The plot moves along quickly and the film rarely hits a dry spell; although there are one or two short, slow parts in the movie, they are barely even worth noting. Once a scene drags on a little while, the viewer is quickly rewarded with a scene that more than makes up for the seemingly lost time.

In order to fully appreciate this movie, you have to dedicate the 103 minutes to sit down and watch the film; if you miss even one tiny piece of dialogue, you may find yourself lost and confused. Every seemingly little plot point is part of the larger puzzle, and all of it connects perfectly at the end of the film. Sadly, although the story is fantastic, the overall plot does not seem believable, and some of the dialogue is (purposefully) over the top and seemingly, at times, forced.

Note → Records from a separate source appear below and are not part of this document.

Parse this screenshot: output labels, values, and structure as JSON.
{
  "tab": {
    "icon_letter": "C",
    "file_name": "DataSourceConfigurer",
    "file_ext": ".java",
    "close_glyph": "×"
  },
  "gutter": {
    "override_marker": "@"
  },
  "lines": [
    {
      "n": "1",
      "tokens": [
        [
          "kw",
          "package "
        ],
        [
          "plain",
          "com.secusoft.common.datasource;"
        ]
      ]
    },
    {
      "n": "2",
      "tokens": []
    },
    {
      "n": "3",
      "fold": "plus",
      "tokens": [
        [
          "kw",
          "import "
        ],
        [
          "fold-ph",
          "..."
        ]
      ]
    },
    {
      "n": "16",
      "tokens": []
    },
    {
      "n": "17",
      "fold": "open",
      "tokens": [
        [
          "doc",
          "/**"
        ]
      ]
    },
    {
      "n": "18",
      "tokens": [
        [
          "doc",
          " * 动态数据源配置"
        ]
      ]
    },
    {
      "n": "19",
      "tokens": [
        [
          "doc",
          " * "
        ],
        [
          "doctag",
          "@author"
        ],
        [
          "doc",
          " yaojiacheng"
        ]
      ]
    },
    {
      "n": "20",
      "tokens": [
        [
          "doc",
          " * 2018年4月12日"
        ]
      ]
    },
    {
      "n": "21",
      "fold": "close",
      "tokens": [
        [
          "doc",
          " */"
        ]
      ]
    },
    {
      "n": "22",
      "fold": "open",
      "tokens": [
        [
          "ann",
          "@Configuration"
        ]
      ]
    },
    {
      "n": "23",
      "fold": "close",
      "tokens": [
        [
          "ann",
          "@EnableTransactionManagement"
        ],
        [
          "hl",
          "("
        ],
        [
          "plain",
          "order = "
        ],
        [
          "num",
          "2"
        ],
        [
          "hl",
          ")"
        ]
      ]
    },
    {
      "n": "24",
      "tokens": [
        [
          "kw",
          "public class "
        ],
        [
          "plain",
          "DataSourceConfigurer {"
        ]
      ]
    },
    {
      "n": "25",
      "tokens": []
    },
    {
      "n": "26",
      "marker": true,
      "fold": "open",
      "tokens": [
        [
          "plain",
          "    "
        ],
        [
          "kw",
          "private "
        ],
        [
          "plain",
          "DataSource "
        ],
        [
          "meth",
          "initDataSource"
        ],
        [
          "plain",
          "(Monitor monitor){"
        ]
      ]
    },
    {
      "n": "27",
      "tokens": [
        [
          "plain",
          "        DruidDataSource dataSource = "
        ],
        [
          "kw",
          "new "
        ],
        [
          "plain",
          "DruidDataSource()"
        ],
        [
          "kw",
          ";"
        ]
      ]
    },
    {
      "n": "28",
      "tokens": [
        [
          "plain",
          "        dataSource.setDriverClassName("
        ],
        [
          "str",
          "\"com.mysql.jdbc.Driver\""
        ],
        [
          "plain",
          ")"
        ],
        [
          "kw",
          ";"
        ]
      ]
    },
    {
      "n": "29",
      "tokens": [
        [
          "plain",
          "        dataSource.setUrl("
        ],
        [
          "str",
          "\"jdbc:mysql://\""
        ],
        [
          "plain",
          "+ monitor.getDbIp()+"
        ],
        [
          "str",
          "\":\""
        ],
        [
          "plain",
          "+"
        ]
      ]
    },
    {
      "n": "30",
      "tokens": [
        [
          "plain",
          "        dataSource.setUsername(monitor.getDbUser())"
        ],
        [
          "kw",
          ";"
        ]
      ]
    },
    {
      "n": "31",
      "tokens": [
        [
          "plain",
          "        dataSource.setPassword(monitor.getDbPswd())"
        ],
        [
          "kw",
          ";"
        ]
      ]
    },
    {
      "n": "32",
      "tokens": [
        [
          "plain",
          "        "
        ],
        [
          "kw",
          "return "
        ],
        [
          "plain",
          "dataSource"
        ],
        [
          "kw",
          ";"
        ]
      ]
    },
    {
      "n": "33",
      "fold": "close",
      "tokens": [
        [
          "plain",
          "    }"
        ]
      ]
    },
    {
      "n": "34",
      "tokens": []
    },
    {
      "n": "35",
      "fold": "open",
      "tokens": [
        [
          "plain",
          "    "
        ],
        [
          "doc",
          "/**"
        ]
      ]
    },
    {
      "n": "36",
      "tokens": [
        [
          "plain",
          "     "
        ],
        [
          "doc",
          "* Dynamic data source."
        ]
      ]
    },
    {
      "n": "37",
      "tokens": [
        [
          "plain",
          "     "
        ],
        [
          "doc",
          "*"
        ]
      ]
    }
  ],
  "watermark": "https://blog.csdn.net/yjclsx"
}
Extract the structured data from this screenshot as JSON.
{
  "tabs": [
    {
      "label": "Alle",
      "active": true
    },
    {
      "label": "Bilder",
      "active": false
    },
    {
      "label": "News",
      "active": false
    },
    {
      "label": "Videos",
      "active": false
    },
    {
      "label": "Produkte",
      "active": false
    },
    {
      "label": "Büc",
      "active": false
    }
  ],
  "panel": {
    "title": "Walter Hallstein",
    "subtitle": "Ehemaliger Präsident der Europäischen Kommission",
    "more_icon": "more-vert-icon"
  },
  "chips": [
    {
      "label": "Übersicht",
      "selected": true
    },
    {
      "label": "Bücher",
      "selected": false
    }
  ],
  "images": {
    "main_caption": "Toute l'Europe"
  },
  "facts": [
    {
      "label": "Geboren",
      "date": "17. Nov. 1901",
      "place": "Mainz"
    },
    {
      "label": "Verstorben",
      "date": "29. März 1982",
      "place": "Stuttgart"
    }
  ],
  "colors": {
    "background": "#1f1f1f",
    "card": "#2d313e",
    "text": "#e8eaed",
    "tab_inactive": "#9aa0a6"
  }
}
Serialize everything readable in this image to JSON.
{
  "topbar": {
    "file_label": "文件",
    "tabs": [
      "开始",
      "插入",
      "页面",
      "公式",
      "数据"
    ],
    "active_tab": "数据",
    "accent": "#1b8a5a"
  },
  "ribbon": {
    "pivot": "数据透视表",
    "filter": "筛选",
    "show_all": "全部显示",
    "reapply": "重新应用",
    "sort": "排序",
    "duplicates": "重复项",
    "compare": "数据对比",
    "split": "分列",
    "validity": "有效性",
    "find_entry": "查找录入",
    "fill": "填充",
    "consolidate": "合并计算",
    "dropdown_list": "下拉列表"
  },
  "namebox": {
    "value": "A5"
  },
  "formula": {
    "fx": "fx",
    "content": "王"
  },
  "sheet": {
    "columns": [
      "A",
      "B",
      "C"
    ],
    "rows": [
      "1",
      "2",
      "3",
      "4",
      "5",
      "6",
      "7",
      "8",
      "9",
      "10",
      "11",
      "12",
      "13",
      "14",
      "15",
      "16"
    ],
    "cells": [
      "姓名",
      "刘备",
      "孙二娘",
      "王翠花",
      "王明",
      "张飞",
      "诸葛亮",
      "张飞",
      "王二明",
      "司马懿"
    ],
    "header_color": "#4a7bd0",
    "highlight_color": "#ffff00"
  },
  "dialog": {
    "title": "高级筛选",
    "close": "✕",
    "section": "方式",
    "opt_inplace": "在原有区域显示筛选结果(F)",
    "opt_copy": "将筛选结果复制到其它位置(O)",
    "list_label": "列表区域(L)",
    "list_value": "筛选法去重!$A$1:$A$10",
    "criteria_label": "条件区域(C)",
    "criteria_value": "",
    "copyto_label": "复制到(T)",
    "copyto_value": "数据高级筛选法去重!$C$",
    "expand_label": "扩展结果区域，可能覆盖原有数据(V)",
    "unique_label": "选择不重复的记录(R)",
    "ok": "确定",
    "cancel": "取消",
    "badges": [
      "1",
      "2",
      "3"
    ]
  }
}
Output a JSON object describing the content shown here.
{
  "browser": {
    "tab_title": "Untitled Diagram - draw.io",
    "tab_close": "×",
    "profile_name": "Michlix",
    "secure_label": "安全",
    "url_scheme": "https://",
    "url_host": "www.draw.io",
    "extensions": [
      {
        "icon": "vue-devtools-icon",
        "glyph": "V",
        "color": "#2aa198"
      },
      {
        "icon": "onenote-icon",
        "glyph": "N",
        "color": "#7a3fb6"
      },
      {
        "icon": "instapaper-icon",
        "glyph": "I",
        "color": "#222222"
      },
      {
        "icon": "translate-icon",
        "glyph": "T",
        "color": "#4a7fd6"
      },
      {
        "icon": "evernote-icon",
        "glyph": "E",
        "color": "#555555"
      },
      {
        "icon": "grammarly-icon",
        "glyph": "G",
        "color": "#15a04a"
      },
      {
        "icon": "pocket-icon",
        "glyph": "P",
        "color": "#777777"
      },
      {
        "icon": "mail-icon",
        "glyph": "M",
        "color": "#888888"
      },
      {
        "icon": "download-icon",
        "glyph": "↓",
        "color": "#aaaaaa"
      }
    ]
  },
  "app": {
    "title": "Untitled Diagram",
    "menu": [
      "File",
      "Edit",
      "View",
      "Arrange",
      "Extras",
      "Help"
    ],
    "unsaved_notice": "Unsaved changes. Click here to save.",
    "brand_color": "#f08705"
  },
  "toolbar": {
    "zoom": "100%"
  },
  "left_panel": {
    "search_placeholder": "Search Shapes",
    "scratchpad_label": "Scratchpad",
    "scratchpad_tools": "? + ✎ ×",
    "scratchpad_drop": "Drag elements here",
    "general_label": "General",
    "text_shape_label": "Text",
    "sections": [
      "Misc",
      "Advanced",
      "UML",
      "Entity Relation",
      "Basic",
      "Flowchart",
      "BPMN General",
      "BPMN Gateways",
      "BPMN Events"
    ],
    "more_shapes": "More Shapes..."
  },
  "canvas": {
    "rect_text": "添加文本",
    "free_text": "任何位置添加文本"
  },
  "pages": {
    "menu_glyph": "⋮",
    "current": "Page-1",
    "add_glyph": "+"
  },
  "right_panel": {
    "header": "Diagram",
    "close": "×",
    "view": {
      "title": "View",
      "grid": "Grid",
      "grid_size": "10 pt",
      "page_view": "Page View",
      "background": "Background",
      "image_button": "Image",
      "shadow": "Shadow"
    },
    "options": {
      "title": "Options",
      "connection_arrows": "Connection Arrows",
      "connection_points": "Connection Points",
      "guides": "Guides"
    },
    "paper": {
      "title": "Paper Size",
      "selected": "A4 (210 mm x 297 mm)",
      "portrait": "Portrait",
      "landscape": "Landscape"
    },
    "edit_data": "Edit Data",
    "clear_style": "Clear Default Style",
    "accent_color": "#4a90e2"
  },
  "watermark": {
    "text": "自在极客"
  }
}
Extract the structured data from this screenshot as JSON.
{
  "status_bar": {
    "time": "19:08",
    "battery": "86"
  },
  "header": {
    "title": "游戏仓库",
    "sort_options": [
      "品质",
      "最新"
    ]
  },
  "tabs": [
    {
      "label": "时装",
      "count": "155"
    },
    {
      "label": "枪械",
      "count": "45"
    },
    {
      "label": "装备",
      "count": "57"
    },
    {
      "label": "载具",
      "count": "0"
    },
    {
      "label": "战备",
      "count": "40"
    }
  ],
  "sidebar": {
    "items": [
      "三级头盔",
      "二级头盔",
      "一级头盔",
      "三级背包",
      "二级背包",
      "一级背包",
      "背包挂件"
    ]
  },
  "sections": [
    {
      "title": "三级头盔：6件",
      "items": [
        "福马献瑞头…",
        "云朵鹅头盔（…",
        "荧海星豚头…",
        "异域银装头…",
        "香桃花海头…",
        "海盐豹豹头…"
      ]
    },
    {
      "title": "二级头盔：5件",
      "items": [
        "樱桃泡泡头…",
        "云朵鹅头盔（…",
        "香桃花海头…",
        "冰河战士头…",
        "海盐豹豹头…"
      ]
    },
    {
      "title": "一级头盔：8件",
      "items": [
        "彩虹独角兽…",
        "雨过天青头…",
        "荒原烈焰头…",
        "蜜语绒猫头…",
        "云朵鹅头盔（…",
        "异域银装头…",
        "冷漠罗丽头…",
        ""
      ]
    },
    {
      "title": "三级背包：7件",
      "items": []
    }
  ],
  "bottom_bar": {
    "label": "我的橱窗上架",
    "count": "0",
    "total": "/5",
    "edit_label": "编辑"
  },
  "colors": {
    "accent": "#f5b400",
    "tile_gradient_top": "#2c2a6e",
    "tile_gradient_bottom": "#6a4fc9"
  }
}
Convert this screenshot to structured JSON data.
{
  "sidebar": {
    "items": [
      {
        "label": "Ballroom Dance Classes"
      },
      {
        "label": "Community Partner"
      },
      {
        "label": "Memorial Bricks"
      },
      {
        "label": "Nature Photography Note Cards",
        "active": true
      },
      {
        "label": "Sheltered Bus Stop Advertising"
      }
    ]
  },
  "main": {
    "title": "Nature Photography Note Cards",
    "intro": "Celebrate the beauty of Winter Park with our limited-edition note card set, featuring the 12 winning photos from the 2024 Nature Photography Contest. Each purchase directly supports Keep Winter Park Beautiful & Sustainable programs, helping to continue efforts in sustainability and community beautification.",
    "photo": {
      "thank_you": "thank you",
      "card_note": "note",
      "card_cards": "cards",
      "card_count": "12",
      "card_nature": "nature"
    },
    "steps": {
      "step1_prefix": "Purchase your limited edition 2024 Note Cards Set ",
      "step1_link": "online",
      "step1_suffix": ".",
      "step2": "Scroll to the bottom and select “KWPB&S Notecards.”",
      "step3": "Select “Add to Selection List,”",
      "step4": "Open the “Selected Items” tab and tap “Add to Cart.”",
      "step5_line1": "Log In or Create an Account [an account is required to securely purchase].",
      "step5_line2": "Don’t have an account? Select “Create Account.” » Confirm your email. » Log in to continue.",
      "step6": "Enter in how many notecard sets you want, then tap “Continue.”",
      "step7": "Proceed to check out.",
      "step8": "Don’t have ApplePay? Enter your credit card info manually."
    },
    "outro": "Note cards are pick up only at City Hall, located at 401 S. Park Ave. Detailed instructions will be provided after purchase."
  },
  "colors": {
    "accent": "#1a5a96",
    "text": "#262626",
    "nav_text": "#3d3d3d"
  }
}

This minor gripe, however, does not detract from the movie being entertaining and genuinely fun to watch.

The acting is top notch. With Val Kilmer's portrayal of the sarcastic, homosexual private eye Gay Perry is both comical and entertaining, it is a pleasure to watch his interaction with the other characters in the film. While Val Kilmer certainly did a fantastic job, some of the credit also goes to Robert Downey Jr., who played Harry. The character of Harry is difficult to describe: he is stupid yet intelligent, dull yet interesting, and pitiful and admirable. Sometimes you love the character and other times you just want to strangle him. Robert Downey Jr., with his acting ability, provides viewers with a very interesting look into the spirit of Harry. The synergy between Robert Downey Jr. and Val Kilmer is awesome, and they really carry the entire movie.

Michelle Monaghan's portrayal as Harmony leaves a little to be desired. While her acting is decent, it seems that the character lacked personality, and remained simply uninteresting. Monaghan obviously tried her best with this dull character, but there was simply nothing to work with.

As far-fetched as the film is, the action scenes were brilliantly filmed and very believable. The fight scenes did not feel forced, as they do with a lot of movies in this genre, and played off the natural talents of all involved. One thing that I love about this movie is that the main characters get beaten up quite a bit; they are not super hero action stars, just normal guys trying to get a paycheck. This makes the film much more enjoyable, and adds a bit of realism to an otherwise implausible plot.

I would highly recommend this movie to anyone; it is fast paced, humorous, and down right fun. The acting, script and frequent action sequences keep the viewer on the edge of their seats, quickly trying to solve the mystery before the "big reveal"... which is highly unexpected, and impressive.